02 Jul Estoppel Certificates Explained
Commercial real estate investment requires the careful review of an asset’s financial performance. Revenues and expenses must be clearly understood for an investor to make an informed decision. Documents obtained from the seller commonly include prior years’ financial statements, setups and proforma income statements, rent rolls, and estoppel certificates.
What is an Estoppel Certificate?
In a purchase transaction, a commercial real estate investor requests documentation from the seller that exhibits income and expenses from the current year and prior years. The historic information from prior years demonstrates stabilized income and expenses. The current information is used by the investor to understand the asset’s performance relative to the market. Current rental income is critical to the investor’s purchase price decision for the asset, and therefore verifying the rent paid by each tenant is an important step in the due diligence process. An estoppel certificate is a document signed by a tenant that confirms to the buyer the rent paid and other important details of the tenant’s lease agreement with the landlord.

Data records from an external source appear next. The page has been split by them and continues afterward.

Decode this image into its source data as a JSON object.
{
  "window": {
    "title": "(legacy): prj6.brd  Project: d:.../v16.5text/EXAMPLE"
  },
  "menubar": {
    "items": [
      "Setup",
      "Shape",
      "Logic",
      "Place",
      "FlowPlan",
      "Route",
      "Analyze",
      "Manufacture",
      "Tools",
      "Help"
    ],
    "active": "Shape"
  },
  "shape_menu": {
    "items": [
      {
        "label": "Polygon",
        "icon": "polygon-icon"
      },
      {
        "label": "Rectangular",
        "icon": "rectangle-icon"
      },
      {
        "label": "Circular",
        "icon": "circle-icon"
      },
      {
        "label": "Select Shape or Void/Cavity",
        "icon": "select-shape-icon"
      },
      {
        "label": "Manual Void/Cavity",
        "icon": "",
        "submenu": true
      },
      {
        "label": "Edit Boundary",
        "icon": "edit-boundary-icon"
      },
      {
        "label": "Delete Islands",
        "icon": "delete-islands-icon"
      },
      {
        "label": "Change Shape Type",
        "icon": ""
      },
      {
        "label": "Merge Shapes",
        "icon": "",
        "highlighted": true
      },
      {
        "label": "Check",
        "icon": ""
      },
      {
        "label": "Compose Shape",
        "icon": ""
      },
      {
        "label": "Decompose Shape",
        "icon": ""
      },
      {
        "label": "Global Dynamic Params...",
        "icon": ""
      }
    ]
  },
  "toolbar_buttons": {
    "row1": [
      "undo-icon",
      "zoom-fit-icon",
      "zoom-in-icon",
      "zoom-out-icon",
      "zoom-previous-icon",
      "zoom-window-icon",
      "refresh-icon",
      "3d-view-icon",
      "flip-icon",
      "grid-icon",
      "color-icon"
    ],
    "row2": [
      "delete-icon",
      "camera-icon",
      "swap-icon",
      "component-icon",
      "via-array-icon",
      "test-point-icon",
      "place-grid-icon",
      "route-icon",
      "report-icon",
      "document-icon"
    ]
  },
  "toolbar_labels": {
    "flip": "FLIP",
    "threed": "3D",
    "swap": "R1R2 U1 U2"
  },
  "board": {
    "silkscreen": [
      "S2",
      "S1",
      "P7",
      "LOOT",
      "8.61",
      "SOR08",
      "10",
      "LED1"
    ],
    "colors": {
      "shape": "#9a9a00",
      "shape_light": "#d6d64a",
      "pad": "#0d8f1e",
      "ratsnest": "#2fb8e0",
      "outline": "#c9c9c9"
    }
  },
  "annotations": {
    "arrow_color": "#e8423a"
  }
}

Estoppel certificates commonly request from the tenant information about rental amount, lease terms and provisions, details about payment of utilities, oral agreements and promises made by the landlord, and protected tenancy status. A tenant must sign an estoppel certificate when the written lease contains a lease provision requiring it.
It is customary in a commercial real estate sales transaction that the purchase contract sets forth the details by which the investor and his agent verifies the financial performance of the asset and the provisions in each lease, by his own due diligence work while in escrow.